It’s a myth that “bullying” at schools is a worse problem today than in the past, according to a task force report released on April 30 commissioned by the American… Indeed, major categories of bullying, such as being threatened by a weapon on school grounds have remained stable — between 7 and 9 percent — between 1993 and 2009. The percentage of high school students who say they’ve been in a physical fight has declined fro
There’s a provocative online opinion piece, No Rich Child Left Behind, posted April 27th on the New York Times website by Stanford education professor Sean Reardon. His analysis of test-score and income data leads him to conclude that the achievement gap between the richest and the poorest has grown 40 percent worse over the past 30 years. The rich are now outpacing the middle class by as much as the middle class outpaces the poor.
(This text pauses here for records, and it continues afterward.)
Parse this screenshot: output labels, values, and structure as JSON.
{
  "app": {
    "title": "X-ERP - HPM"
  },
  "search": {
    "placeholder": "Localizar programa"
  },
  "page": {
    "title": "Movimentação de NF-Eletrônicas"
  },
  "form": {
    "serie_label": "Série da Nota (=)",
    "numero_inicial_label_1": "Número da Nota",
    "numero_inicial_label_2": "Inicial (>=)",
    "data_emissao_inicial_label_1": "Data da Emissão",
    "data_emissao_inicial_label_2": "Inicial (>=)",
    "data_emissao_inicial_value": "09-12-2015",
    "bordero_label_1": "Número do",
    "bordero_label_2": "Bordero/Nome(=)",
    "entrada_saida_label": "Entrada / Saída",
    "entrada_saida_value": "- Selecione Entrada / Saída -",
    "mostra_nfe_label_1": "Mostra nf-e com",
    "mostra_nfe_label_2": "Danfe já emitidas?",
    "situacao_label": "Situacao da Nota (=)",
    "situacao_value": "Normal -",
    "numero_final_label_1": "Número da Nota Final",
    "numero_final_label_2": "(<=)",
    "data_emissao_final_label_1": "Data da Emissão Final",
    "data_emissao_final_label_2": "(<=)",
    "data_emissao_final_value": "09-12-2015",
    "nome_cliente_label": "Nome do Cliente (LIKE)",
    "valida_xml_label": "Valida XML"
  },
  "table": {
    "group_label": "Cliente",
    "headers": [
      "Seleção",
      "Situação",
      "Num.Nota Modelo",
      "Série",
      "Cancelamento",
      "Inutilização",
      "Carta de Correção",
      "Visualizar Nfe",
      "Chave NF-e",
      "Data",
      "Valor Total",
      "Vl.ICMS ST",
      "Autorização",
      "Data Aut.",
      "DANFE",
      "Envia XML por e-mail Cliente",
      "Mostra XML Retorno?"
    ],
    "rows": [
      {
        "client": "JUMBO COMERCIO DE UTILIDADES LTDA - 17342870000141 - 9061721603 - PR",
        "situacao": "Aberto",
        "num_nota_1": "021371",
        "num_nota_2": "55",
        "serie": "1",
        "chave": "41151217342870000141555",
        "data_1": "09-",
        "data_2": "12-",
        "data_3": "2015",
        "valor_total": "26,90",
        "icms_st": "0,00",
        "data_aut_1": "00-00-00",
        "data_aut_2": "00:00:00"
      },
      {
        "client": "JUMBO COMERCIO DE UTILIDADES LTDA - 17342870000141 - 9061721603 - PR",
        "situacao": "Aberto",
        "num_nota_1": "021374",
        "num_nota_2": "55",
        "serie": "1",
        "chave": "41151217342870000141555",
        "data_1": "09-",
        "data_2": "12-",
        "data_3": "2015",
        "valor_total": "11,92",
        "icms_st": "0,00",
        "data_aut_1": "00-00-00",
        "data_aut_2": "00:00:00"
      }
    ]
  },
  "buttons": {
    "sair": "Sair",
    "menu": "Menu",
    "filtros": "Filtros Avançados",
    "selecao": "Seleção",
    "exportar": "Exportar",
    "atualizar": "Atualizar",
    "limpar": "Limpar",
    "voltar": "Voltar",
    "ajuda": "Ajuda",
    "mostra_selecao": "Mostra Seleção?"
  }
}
Yet another study seems to indicate that white and Asian middle-class families benefit more than minority and lower-class families from open enrollment programs where students can choose to go to public schools outside of their neighborhoods.
Anyone interested in how data science might transform education should read The Dirty Little Secret of Big Data Projects. David Dietrich, an impressive data geek consultant at EMC’s education unit who’s been involved with a big data lab at MIT, wrote that 80% of your time on a data project will be spent on the tedious, unsexy task of cleaning up the data.
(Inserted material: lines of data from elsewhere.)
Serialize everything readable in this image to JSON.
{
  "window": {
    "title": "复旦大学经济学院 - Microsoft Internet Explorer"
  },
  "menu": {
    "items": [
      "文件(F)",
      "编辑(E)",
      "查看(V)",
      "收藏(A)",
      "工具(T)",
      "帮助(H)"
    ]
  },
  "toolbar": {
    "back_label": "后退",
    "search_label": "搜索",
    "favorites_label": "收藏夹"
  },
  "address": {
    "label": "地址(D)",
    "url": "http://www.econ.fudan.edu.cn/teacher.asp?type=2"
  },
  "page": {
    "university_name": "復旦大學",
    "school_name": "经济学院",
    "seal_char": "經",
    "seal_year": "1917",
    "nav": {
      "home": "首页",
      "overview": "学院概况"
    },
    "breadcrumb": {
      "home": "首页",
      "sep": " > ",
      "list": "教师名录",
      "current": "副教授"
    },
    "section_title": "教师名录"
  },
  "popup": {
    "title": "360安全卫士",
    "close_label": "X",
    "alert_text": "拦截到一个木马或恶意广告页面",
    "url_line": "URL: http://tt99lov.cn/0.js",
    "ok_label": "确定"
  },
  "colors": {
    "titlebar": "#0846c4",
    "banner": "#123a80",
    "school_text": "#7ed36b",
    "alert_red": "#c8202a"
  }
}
The national debate over making student and teacher records more accessible is playing out in the state of Florida. Last week (week of April 8th, 2013) the Florida Senate voted to consolidate education records in a single, online database. It’s still far from becoming law, but the debate is quite similar to the one over the new inBloom database.
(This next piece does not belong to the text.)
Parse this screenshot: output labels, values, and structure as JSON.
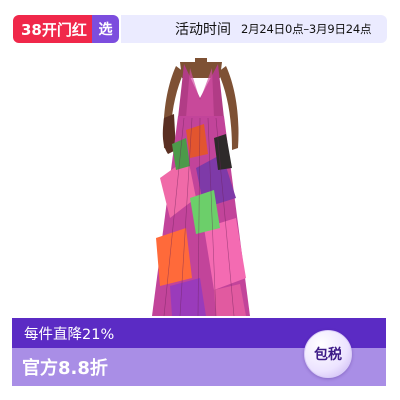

At the end of March, the Hoboken school board voted to increase taxes by 4 percent to pay for the school budget, which spends $23,716 per student, the second highest in the state of New Jersey. It struck me how much school spending has changed since I went to school, when wealthier districts consistently spent more on education than poor districts. In New Jersey, for example, the state kicks in money to help raise the performance of 31 poor communities.
A new national database of personal student information understandably has parents and privacy advocates alarmed. As reported elsewhere, the new inBloom database houses information on millions of school children from nine states and includes names, addresses, telephone numbers, disciplinary records and learning disabilities.
There’s been a surge in the number of high schoolers taking college classes, and it’s not the nerdy bright kids anymore. That’s the takeaway from some new data tables published by the National Center for Education Statistics (NCES) that were publicly released in March, but dated February 2013.
The fetishization of data has hit both education and journalism. And that’s why I’m starting this datablog. My aims are many. I plan to list and summarize which data sets and studies are available on certain education topics as a resource for journalists and other lay people. I’d like to write about interesting people who are crunching education data. And I will write about new data studies or stories about the use of data. At times, I will try my own hand at some data analysis and graphs.